Dallas Morning News: Health Care Tax Filing Rule Burdens Small Businesses
By Jim Landers; Dallas Morning News
The health care law includes a provision that requires even the smallest businesses to send a 1099 form to the IRS whenever they buy more than $600 a year in goods or services from a single company or individual.
Andy Ellard, who runs Manda Machine Co., a 20-employee manufacturing shop in Dallas, estimates the provision will take 160 hours of his bookkeeper's time.
"It seems like in government, you don't ever look past your nose to see what's going to happen in the future," Ellard said.
"Somebody says, oh, good, this is a great idea for raising $17 billion. But they don't think about all the costs involved to do things the proper way, and what a burden it is to us, especially as a small business."

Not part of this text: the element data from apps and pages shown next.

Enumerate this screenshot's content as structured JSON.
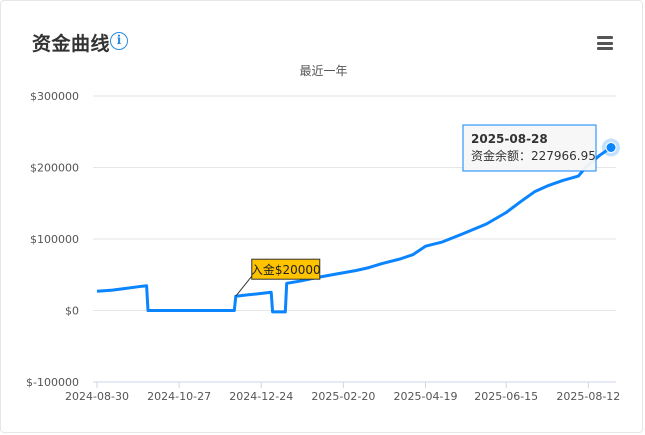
{
  "header": {
    "title": "资金曲线",
    "info_icon": "info-icon",
    "menu_icon": "hamburger-menu-icon"
  },
  "chart_data": {
    "type": "line",
    "subtitle": "最近一年",
    "ylim": [
      -100000,
      300000
    ],
    "y_ticks": [
      -100000,
      0,
      100000,
      200000,
      300000
    ],
    "y_tick_labels": [
      "$-100000",
      "$0",
      "$100000",
      "$200000",
      "$300000"
    ],
    "x_ticks": [
      "2024-08-30",
      "2024-10-27",
      "2024-12-24",
      "2025-02-20",
      "2025-04-19",
      "2025-06-15",
      "2025-08-12"
    ],
    "x_start": "2024-08-30",
    "x_end": "2025-08-28",
    "series": [
      {
        "color": "#0a84ff",
        "points": [
          [
            "2024-08-30",
            27000
          ],
          [
            "2024-09-10",
            28500
          ],
          [
            "2024-09-20",
            31000
          ],
          [
            "2024-10-01",
            34000
          ],
          [
            "2024-10-04",
            34500
          ],
          [
            "2024-10-05",
            0
          ],
          [
            "2024-11-10",
            0
          ],
          [
            "2024-12-01",
            0
          ],
          [
            "2024-12-05",
            0
          ],
          [
            "2024-12-06",
            20000
          ],
          [
            "2024-12-15",
            22000
          ],
          [
            "2024-12-25",
            24000
          ],
          [
            "2024-12-31",
            25500
          ],
          [
            "2025-01-01",
            -2000
          ],
          [
            "2025-01-10",
            -2000
          ],
          [
            "2025-01-11",
            38000
          ],
          [
            "2025-01-20",
            41000
          ],
          [
            "2025-02-01",
            46000
          ],
          [
            "2025-02-15",
            51000
          ],
          [
            "2025-03-01",
            56000
          ],
          [
            "2025-03-10",
            60000
          ],
          [
            "2025-03-20",
            66000
          ],
          [
            "2025-04-01",
            72000
          ],
          [
            "2025-04-10",
            78000
          ],
          [
            "2025-04-19",
            90000
          ],
          [
            "2025-05-01",
            96000
          ],
          [
            "2025-05-15",
            107000
          ],
          [
            "2025-06-01",
            121000
          ],
          [
            "2025-06-15",
            137000
          ],
          [
            "2025-06-25",
            152000
          ],
          [
            "2025-07-05",
            166000
          ],
          [
            "2025-07-15",
            175000
          ],
          [
            "2025-07-25",
            182000
          ],
          [
            "2025-08-05",
            188000
          ],
          [
            "2025-08-10",
            200000
          ],
          [
            "2025-08-20",
            217000
          ],
          [
            "2025-08-28",
            227966.95
          ]
        ]
      }
    ],
    "annotation": {
      "date": "2024-12-06",
      "value": 20000,
      "label": "入金$20000"
    },
    "tooltip": {
      "date": "2025-08-28",
      "label": "资金余额：",
      "value_text": "227966.95",
      "value": 227966.95
    },
    "legend": "none",
    "grid": "horizontal"
  }
}
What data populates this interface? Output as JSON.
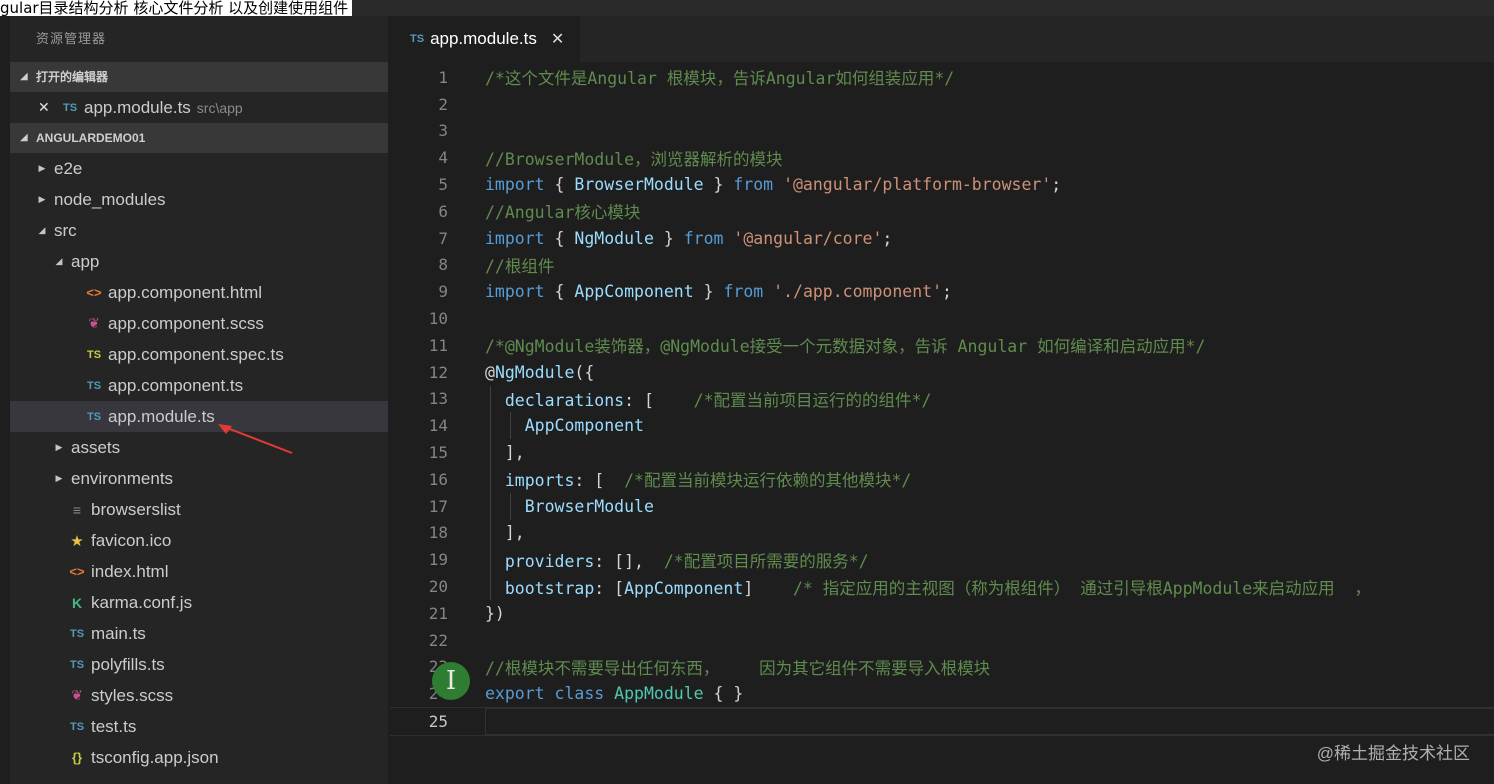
{
  "overlay_title": "gular目录结构分析 核心文件分析 以及创建使用组件",
  "sidebar": {
    "title": "资源管理器",
    "open_editors_header": "打开的编辑器",
    "open_editor": {
      "icon": "TS",
      "name": "app.module.ts",
      "path": "src\\app"
    },
    "project_header": "ANGULARDEMO01",
    "tree": [
      {
        "label": "e2e",
        "type": "folder",
        "depth": 0,
        "expanded": false
      },
      {
        "label": "node_modules",
        "type": "folder",
        "depth": 0,
        "expanded": false
      },
      {
        "label": "src",
        "type": "folder",
        "depth": 0,
        "expanded": true
      },
      {
        "label": "app",
        "type": "folder",
        "depth": 1,
        "expanded": true
      },
      {
        "label": "app.component.html",
        "type": "html",
        "depth": 2
      },
      {
        "label": "app.component.scss",
        "type": "scss",
        "depth": 2
      },
      {
        "label": "app.component.spec.ts",
        "type": "tsspec",
        "depth": 2
      },
      {
        "label": "app.component.ts",
        "type": "ts",
        "depth": 2
      },
      {
        "label": "app.module.ts",
        "type": "ts",
        "depth": 2,
        "selected": true
      },
      {
        "label": "assets",
        "type": "folder",
        "depth": 1,
        "expanded": false
      },
      {
        "label": "environments",
        "type": "folder",
        "depth": 1,
        "expanded": false
      },
      {
        "label": "browserslist",
        "type": "list",
        "depth": 1
      },
      {
        "label": "favicon.ico",
        "type": "star",
        "depth": 1
      },
      {
        "label": "index.html",
        "type": "html",
        "depth": 1
      },
      {
        "label": "karma.conf.js",
        "type": "karma",
        "depth": 1
      },
      {
        "label": "main.ts",
        "type": "ts",
        "depth": 1
      },
      {
        "label": "polyfills.ts",
        "type": "ts",
        "depth": 1
      },
      {
        "label": "styles.scss",
        "type": "scss",
        "depth": 1
      },
      {
        "label": "test.ts",
        "type": "ts",
        "depth": 1
      },
      {
        "label": "tsconfig.app.json",
        "type": "json",
        "depth": 1
      }
    ]
  },
  "editor": {
    "tab": {
      "icon": "TS",
      "name": "app.module.ts"
    },
    "active_line": 25,
    "lines": [
      [
        [
          "com",
          "/*这个文件是Angular 根模块，告诉Angular如何组装应用*/"
        ]
      ],
      [],
      [],
      [
        [
          "com",
          "//BrowserModule，浏览器解析的模块"
        ]
      ],
      [
        [
          "kw",
          "import"
        ],
        [
          "p",
          " { "
        ],
        [
          "id",
          "BrowserModule"
        ],
        [
          "p",
          " } "
        ],
        [
          "kw",
          "from"
        ],
        [
          "p",
          " "
        ],
        [
          "str",
          "'@angular/platform-browser'"
        ],
        [
          "p",
          ";"
        ]
      ],
      [
        [
          "com",
          "//Angular核心模块"
        ]
      ],
      [
        [
          "kw",
          "import"
        ],
        [
          "p",
          " { "
        ],
        [
          "id",
          "NgModule"
        ],
        [
          "p",
          " } "
        ],
        [
          "kw",
          "from"
        ],
        [
          "p",
          " "
        ],
        [
          "str",
          "'@angular/core'"
        ],
        [
          "p",
          ";"
        ]
      ],
      [
        [
          "com",
          "//根组件"
        ]
      ],
      [
        [
          "kw",
          "import"
        ],
        [
          "p",
          " { "
        ],
        [
          "id",
          "AppComponent"
        ],
        [
          "p",
          " } "
        ],
        [
          "kw",
          "from"
        ],
        [
          "p",
          " "
        ],
        [
          "str",
          "'./app.component'"
        ],
        [
          "p",
          ";"
        ]
      ],
      [],
      [
        [
          "com",
          "/*@NgModule装饰器，@NgModule接受一个元数据对象，告诉 Angular 如何编译和启动应用*/"
        ]
      ],
      [
        [
          "p",
          "@"
        ],
        [
          "id",
          "NgModule"
        ],
        [
          "p",
          "({"
        ]
      ],
      [
        [
          "p",
          "  "
        ],
        [
          "prop",
          "declarations"
        ],
        [
          "p",
          ": [    "
        ],
        [
          "com",
          "/*配置当前项目运行的的组件*/"
        ]
      ],
      [
        [
          "p",
          "    "
        ],
        [
          "id",
          "AppComponent"
        ]
      ],
      [
        [
          "p",
          "  ],"
        ]
      ],
      [
        [
          "p",
          "  "
        ],
        [
          "prop",
          "imports"
        ],
        [
          "p",
          ": [  "
        ],
        [
          "com",
          "/*配置当前模块运行依赖的其他模块*/"
        ]
      ],
      [
        [
          "p",
          "    "
        ],
        [
          "id",
          "BrowserModule"
        ]
      ],
      [
        [
          "p",
          "  ],"
        ]
      ],
      [
        [
          "p",
          "  "
        ],
        [
          "prop",
          "providers"
        ],
        [
          "p",
          ": [],  "
        ],
        [
          "com",
          "/*配置项目所需要的服务*/"
        ]
      ],
      [
        [
          "p",
          "  "
        ],
        [
          "prop",
          "bootstrap"
        ],
        [
          "p",
          ": ["
        ],
        [
          "id",
          "AppComponent"
        ],
        [
          "p",
          "]    "
        ],
        [
          "com",
          "/* 指定应用的主视图（称为根组件） 通过引导根AppModule来启动应用  ，"
        ]
      ],
      [
        [
          "p",
          "})"
        ]
      ],
      [],
      [
        [
          "com",
          "//根模块不需要导出任何东西，    因为其它组件不需要导入根模块"
        ]
      ],
      [
        [
          "kw",
          "export"
        ],
        [
          "p",
          " "
        ],
        [
          "kw",
          "class"
        ],
        [
          "p",
          " "
        ],
        [
          "cls",
          "AppModule"
        ],
        [
          "p",
          " { }"
        ]
      ],
      []
    ]
  },
  "cursor_glyph": "I",
  "watermark": "@稀土掘金技术社区",
  "colors": {
    "comment": "#608b4e",
    "keyword": "#569cd6",
    "identifier": "#9cdcfe",
    "string": "#ce9178",
    "class": "#4ec9b0",
    "annotation_arrow": "#e53935"
  }
}
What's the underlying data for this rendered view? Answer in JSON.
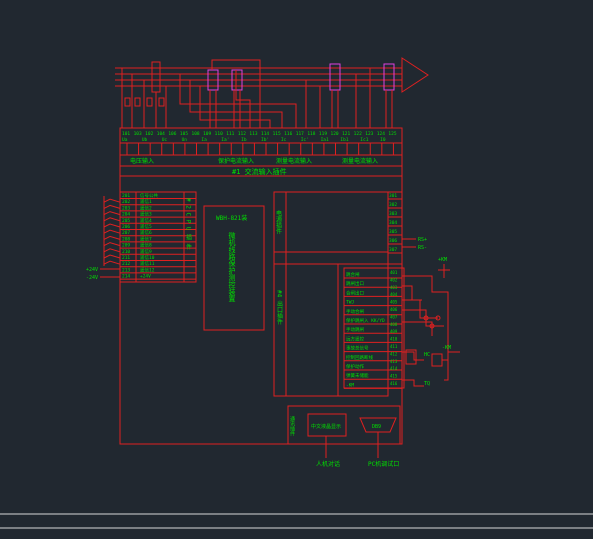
{
  "colors": {
    "background": "#212830",
    "lines": "#e02020",
    "text": "#00e000",
    "bus": "#e040e0",
    "frame": "#d8d8d8"
  },
  "top_terminals": {
    "numbers": [
      "101",
      "103",
      "102",
      "104",
      "106",
      "105",
      "108",
      "109",
      "110",
      "111",
      "112",
      "113",
      "114",
      "115",
      "116",
      "117",
      "118",
      "119",
      "120",
      "121",
      "122",
      "123",
      "124",
      "125"
    ],
    "names": [
      "Ua",
      "Ub",
      "Uc",
      "Un",
      "Ia",
      "Ia'",
      "Ib",
      "Ib'",
      "Ic",
      "Ic'",
      "Ia1",
      "Ib1",
      "Ic1",
      "I0"
    ]
  },
  "groups": {
    "voltage_input": "电压输入",
    "protect_current": "保护电流输入",
    "measure_current_1": "测量电流输入",
    "measure_current_2": "测量电流输入"
  },
  "module_title": "#1   交流输入插件",
  "left_terminals": [
    "201",
    "202",
    "203",
    "204",
    "205",
    "206",
    "207",
    "208",
    "209",
    "210",
    "211",
    "212",
    "213",
    "214"
  ],
  "left_labels": [
    "信号公共",
    "遥信1",
    "遥信2",
    "遥信3",
    "遥信4",
    "遥信5",
    "遥信6",
    "遥信7",
    "遥信8",
    "遥信9",
    "遥信10",
    "遥信11",
    "遥信12",
    "+24V"
  ],
  "left_power": [
    "+24V",
    "-24V"
  ],
  "cpu_label": "# 2 C P U 插 件",
  "device_label": "WBH-821装",
  "device_desc": "微机线路保护测控装置",
  "power_label": "电源插件",
  "right_top_terminals": [
    "301",
    "302",
    "303",
    "304",
    "305",
    "306",
    "307"
  ],
  "right_top_signals": [
    "RS+",
    "RS-"
  ],
  "rs_label": "RS485",
  "plus_km": "+KM",
  "minus_km": "-KM",
  "output_labels": [
    "跳合闸",
    "跳闸出口",
    "合闸出口",
    "TWJ",
    "手动合闸",
    "保护跳闸入 KK/YD",
    "手动跳闸",
    "远方遥控",
    "事故总信号",
    "控制回路断线",
    "保护动作",
    "弹簧未储能",
    "-KM"
  ],
  "output_terminals": [
    "401",
    "402",
    "403",
    "404",
    "405",
    "406",
    "407",
    "408",
    "409",
    "410",
    "411",
    "412",
    "413",
    "414",
    "415",
    "416"
  ],
  "coil_labels": [
    "HC",
    "TQ"
  ],
  "bottom_label": "通讯插件",
  "chinese_display": "中文液晶显示",
  "db9": "DB9",
  "bottom_captions": [
    "人机对话",
    "PC机调试口"
  ]
}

The IRS estimates the provision could affect 40 million businesses, charities, nonprofit associations and other entities that would be required to file the additional reports.
After hearing from business people like Ellard, most members of Congress and President Barack Obama agree the 1099 provision needs to be repealed before it takes effect in 2012. Attempts to strip it from the law last year won majorities in the House and the Senate but still failed to get through.
Bill Rhys, tax counsel for the National Federation of Independent Business, said the provision is tangled in deficit politics.
"The revenue score [for the health care law] says this would have raised $17 billion," Rhys said. "The challenge going ahead is how to replace that on the score sheet."
Democrats, using estimates provided by the nonpartisan Congressional Budget Office, say the health care law as passed will save $143 billion between 2010 and 2019.
Republicans have said that the law would raise spending on health care and that the budget office used faulty assumptions. They made the same argument last week, when the CBO said the Republicans' "Repealing the Job-Killing Health Care Act" would cost $230 billion between 2012 and 2021.
The 1099 provision came out of the Senate Finance Committee, as Democrats were trying to find ways of lowering the cost of extending health insurance to 32 million more Americans.
In 2007, the Treasury estimated Americans were not paying $345 billion owed as taxes. Treasury officials suggested to the Finance Committee that an increased filing requirement would give the IRS better information on whether companies were really paying what they owe in taxes.
Ellard said he appreciates the rationale.
"I'm for everybody paying their fair share of taxes, but there's got to be a better way than this," he said.
Ellard said his company uses about 250 to 300 suppliers every year and has about the same number of customers.
"The hardest part is going be collecting the tax ID numbers – the phone calls, the e-mails, and then what do you do for those who don't respond?" he asked. "It seems to me it's going to create a big mess for my secretary to come up and prepare all these forms every year."
The IRS has said it will not require 1099 filings when businesses make payments with credit and debit cards, since those are now going to be filed with the IRS by credit card companies under a new, separate law.
Rhys said that won't be enough to make the provision palatable.
"You don't break down on your business tax form how much is cash, checks or credit cards," he said.
"This has absolutely nothing to do with health care," Rhys said. "It was an attempt to try to mask some of the cost."